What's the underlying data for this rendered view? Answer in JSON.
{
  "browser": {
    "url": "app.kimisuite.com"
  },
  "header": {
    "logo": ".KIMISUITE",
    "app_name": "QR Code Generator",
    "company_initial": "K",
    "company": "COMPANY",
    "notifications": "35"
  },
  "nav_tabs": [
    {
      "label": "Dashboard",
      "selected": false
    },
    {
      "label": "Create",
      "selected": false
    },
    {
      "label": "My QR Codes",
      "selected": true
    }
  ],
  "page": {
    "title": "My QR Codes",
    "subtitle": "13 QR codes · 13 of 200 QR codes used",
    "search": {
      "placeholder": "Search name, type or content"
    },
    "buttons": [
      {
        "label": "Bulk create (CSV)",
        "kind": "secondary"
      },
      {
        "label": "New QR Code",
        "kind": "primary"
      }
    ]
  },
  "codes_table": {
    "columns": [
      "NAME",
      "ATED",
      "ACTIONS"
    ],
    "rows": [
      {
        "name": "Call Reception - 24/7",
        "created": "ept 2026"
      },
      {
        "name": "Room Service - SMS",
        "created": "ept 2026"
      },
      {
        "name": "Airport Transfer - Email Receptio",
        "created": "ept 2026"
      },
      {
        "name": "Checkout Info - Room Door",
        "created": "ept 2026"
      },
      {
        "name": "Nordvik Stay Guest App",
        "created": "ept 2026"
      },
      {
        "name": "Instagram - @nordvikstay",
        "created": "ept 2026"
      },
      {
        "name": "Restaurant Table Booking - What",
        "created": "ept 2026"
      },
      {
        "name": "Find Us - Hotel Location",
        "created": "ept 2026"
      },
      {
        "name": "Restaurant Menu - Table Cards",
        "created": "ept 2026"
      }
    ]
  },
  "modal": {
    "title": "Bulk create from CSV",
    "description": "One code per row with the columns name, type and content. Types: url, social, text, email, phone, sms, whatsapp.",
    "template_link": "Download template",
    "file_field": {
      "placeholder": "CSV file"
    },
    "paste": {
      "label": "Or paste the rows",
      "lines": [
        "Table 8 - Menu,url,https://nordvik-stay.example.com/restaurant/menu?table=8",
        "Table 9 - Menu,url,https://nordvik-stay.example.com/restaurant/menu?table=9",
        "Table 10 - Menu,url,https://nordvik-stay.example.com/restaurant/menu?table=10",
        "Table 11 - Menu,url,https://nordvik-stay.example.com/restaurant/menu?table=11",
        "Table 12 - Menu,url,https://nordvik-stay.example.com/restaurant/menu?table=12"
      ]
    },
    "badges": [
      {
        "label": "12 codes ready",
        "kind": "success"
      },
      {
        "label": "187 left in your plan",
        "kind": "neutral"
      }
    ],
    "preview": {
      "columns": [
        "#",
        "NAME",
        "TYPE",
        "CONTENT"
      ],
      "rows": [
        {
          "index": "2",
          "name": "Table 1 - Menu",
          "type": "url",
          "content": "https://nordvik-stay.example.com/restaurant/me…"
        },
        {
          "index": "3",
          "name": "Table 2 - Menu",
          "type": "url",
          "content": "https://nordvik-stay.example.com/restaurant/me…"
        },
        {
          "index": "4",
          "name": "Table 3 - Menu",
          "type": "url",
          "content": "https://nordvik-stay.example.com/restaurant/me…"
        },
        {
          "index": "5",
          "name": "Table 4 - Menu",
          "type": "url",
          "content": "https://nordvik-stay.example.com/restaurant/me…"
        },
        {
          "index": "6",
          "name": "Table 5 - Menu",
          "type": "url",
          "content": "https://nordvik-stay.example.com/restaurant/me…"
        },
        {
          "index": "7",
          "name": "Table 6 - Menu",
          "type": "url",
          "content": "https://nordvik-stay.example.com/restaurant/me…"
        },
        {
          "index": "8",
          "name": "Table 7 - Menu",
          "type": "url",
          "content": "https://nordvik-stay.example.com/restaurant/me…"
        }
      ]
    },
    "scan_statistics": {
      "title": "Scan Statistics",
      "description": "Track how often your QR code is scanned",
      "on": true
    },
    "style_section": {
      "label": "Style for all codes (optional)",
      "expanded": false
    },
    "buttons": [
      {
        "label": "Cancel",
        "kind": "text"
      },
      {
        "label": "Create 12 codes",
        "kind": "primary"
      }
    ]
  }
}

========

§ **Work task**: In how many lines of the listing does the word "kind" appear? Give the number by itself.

§ **Output for this exercise**: 6